=== Begin Enclosure ===

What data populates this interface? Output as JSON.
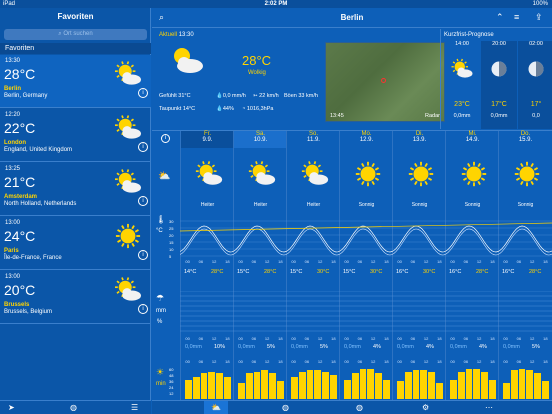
{
  "status": {
    "left": "iPad",
    "time": "2:02 PM",
    "battery": "100%"
  },
  "sidebar": {
    "title": "Favoriten",
    "search_placeholder": "Ort suchen",
    "section": "Favoriten",
    "locations": [
      {
        "time": "13:30",
        "temp": "28°C",
        "city": "Berlin",
        "country": "Berlin, Germany",
        "icon": "sun-cloud-icon"
      },
      {
        "time": "12:20",
        "temp": "22°C",
        "city": "London",
        "country": "England, United Kingdom",
        "icon": "sun-cloud-icon"
      },
      {
        "time": "13:25",
        "temp": "21°C",
        "city": "Amsterdam",
        "country": "North Holland, Netherlands",
        "icon": "sun-cloud-icon"
      },
      {
        "time": "13:00",
        "temp": "24°C",
        "city": "Paris",
        "country": "Île-de-France, France",
        "icon": "sun-icon"
      },
      {
        "time": "13:00",
        "temp": "20°C",
        "city": "Brussels",
        "country": "Brussels, Belgium",
        "icon": "sun-cloud-icon"
      }
    ]
  },
  "header": {
    "title": "Berlin"
  },
  "current": {
    "label": "Aktuell",
    "time": "13:30",
    "temp": "28°C",
    "condition": "Wolkig",
    "feels": "Gefühlt 31°C",
    "rain": "0,0 mm/h",
    "wind": "22 km/h",
    "gusts": "Böen 33 km/h",
    "dew": "Taupunkt 14°C",
    "humidity": "44%",
    "pressure": "1016,3hPa",
    "radar_time": "13:45",
    "radar_label": "Radar"
  },
  "kurzfrist": {
    "title": "Kurzfrist-Prognose",
    "cols": [
      {
        "time": "14:00",
        "temp": "23°C",
        "precip": "0,0mm",
        "icon": "sun-cloud-icon"
      },
      {
        "time": "20:00",
        "temp": "17°C",
        "precip": "0,0mm",
        "icon": "moon-icon"
      },
      {
        "time": "02:00",
        "temp": "17°",
        "precip": "0,0",
        "icon": "moon-icon"
      }
    ]
  },
  "days": [
    {
      "name": "Fr.",
      "date": "9.9.",
      "cond": "Heiter",
      "low": "14°C",
      "high": "28°C",
      "rain": "0,0mm",
      "pct": "10%",
      "icon": "sun-cloud-icon",
      "sun": [
        0.6,
        0.7,
        0.8,
        0.85,
        0.8,
        0.7
      ]
    },
    {
      "name": "Sa.",
      "date": "10.9.",
      "cond": "Heiter",
      "low": "15°C",
      "high": "28°C",
      "rain": "0,0mm",
      "pct": "5%",
      "icon": "sun-cloud-icon",
      "sun": [
        0.5,
        0.8,
        0.85,
        0.9,
        0.8,
        0.55
      ]
    },
    {
      "name": "So.",
      "date": "11.9.",
      "cond": "Heiter",
      "low": "15°C",
      "high": "30°C",
      "rain": "0,0mm",
      "pct": "5%",
      "icon": "sun-cloud-icon",
      "sun": [
        0.7,
        0.85,
        0.9,
        0.9,
        0.85,
        0.75
      ]
    },
    {
      "name": "Mo.",
      "date": "12.9.",
      "cond": "Sonnig",
      "low": "15°C",
      "high": "30°C",
      "rain": "0,0mm",
      "pct": "4%",
      "icon": "sun-icon",
      "sun": [
        0.6,
        0.8,
        0.95,
        0.95,
        0.8,
        0.6
      ]
    },
    {
      "name": "Di.",
      "date": "13.9.",
      "cond": "Sonnig",
      "low": "16°C",
      "high": "30°C",
      "rain": "0,0mm",
      "pct": "4%",
      "icon": "sun-icon",
      "sun": [
        0.55,
        0.85,
        0.9,
        0.9,
        0.85,
        0.5
      ]
    },
    {
      "name": "Mi.",
      "date": "14.9.",
      "cond": "Sonnig",
      "low": "16°C",
      "high": "28°C",
      "rain": "0,0mm",
      "pct": "4%",
      "icon": "sun-icon",
      "sun": [
        0.6,
        0.85,
        0.95,
        0.95,
        0.85,
        0.6
      ]
    },
    {
      "name": "Do.",
      "date": "15.9.",
      "cond": "Sonnig",
      "low": "16°C",
      "high": "28°C",
      "rain": "0,0mm",
      "pct": "5%",
      "icon": "sun-icon",
      "sun": [
        0.5,
        0.9,
        0.95,
        0.9,
        0.8,
        0.55
      ]
    }
  ],
  "hours": [
    "00",
    "06",
    "12",
    "18"
  ],
  "units": {
    "temp": "°C",
    "rain": "mm",
    "pct": "%",
    "sun": "min"
  },
  "axis": {
    "temp": [
      "30",
      "25",
      "20",
      "15",
      "10",
      "5"
    ],
    "sun": [
      "60",
      "48",
      "36",
      "24",
      "12"
    ]
  }
}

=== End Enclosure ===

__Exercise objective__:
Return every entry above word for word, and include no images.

__Response below__:
What data populates this interface? Output as JSON.
{
  "status": {
    "left": "iPad",
    "time": "2:02 PM",
    "battery": "100%"
  },
  "sidebar": {
    "title": "Favoriten",
    "search_placeholder": "Ort suchen",
    "section": "Favoriten",
    "locations": [
      {
        "time": "13:30",
        "temp": "28°C",
        "city": "Berlin",
        "country": "Berlin, Germany",
        "icon": "sun-cloud-icon"
      },
      {
        "time": "12:20",
        "temp": "22°C",
        "city": "London",
        "country": "England, United Kingdom",
        "icon": "sun-cloud-icon"
      },
      {
        "time": "13:25",
        "temp": "21°C",
        "city": "Amsterdam",
        "country": "North Holland, Netherlands",
        "icon": "sun-cloud-icon"
      },
      {
        "time": "13:00",
        "temp": "24°C",
        "city": "Paris",
        "country": "Île-de-France, France",
        "icon": "sun-icon"
      },
      {
        "time": "13:00",
        "temp": "20°C",
        "city": "Brussels",
        "country": "Brussels, Belgium",
        "icon": "sun-cloud-icon"
      }
    ]
  },
  "header": {
    "title": "Berlin"
  },
  "current": {
    "label": "Aktuell",
    "time": "13:30",
    "temp": "28°C",
    "condition": "Wolkig",
    "feels": "Gefühlt 31°C",
    "rain": "0,0 mm/h",
    "wind": "22 km/h",
    "gusts": "Böen 33 km/h",
    "dew": "Taupunkt 14°C",
    "humidity": "44%",
    "pressure": "1016,3hPa",
    "radar_time": "13:45",
    "radar_label": "Radar"
  },
  "kurzfrist": {
    "title": "Kurzfrist-Prognose",
    "cols": [
      {
        "time": "14:00",
        "temp": "23°C",
        "precip": "0,0mm",
        "icon": "sun-cloud-icon"
      },
      {
        "time": "20:00",
        "temp": "17°C",
        "precip": "0,0mm",
        "icon": "moon-icon"
      },
      {
        "time": "02:00",
        "temp": "17°",
        "precip": "0,0",
        "icon": "moon-icon"
      }
    ]
  },
  "days": [
    {
      "name": "Fr.",
      "date": "9.9.",
      "cond": "Heiter",
      "low": "14°C",
      "high": "28°C",
      "rain": "0,0mm",
      "pct": "10%",
      "icon": "sun-cloud-icon",
      "sun": [
        0.6,
        0.7,
        0.8,
        0.85,
        0.8,
        0.7
      ]
    },
    {
      "name": "Sa.",
      "date": "10.9.",
      "cond": "Heiter",
      "low": "15°C",
      "high": "28°C",
      "rain": "0,0mm",
      "pct": "5%",
      "icon": "sun-cloud-icon",
      "sun": [
        0.5,
        0.8,
        0.85,
        0.9,
        0.8,
        0.55
      ]
    },
    {
      "name": "So.",
      "date": "11.9.",
      "cond": "Heiter",
      "low": "15°C",
      "high": "30°C",
      "rain": "0,0mm",
      "pct": "5%",
      "icon": "sun-cloud-icon",
      "sun": [
        0.7,
        0.85,
        0.9,
        0.9,
        0.85,
        0.75
      ]
    },
    {
      "name": "Mo.",
      "date": "12.9.",
      "cond": "Sonnig",
      "low": "15°C",
      "high": "30°C",
      "rain": "0,0mm",
      "pct": "4%",
      "icon": "sun-icon",
      "sun": [
        0.6,
        0.8,
        0.95,
        0.95,
        0.8,
        0.6
      ]
    },
    {
      "name": "Di.",
      "date": "13.9.",
      "cond": "Sonnig",
      "low": "16°C",
      "high": "30°C",
      "rain": "0,0mm",
      "pct": "4%",
      "icon": "sun-icon",
      "sun": [
        0.55,
        0.85,
        0.9,
        0.9,
        0.85,
        0.5
      ]
    },
    {
      "name": "Mi.",
      "date": "14.9.",
      "cond": "Sonnig",
      "low": "16°C",
      "high": "28°C",
      "rain": "0,0mm",
      "pct": "4%",
      "icon": "sun-icon",
      "sun": [
        0.6,
        0.85,
        0.95,
        0.95,
        0.85,
        0.6
      ]
    },
    {
      "name": "Do.",
      "date": "15.9.",
      "cond": "Sonnig",
      "low": "16°C",
      "high": "28°C",
      "rain": "0,0mm",
      "pct": "5%",
      "icon": "sun-icon",
      "sun": [
        0.5,
        0.9,
        0.95,
        0.9,
        0.8,
        0.55
      ]
    }
  ],
  "hours": [
    "00",
    "06",
    "12",
    "18"
  ],
  "units": {
    "temp": "°C",
    "rain": "mm",
    "pct": "%",
    "sun": "min"
  },
  "axis": {
    "temp": [
      "30",
      "25",
      "20",
      "15",
      "10",
      "5"
    ],
    "sun": [
      "60",
      "48",
      "36",
      "24",
      "12"
    ]
  }
}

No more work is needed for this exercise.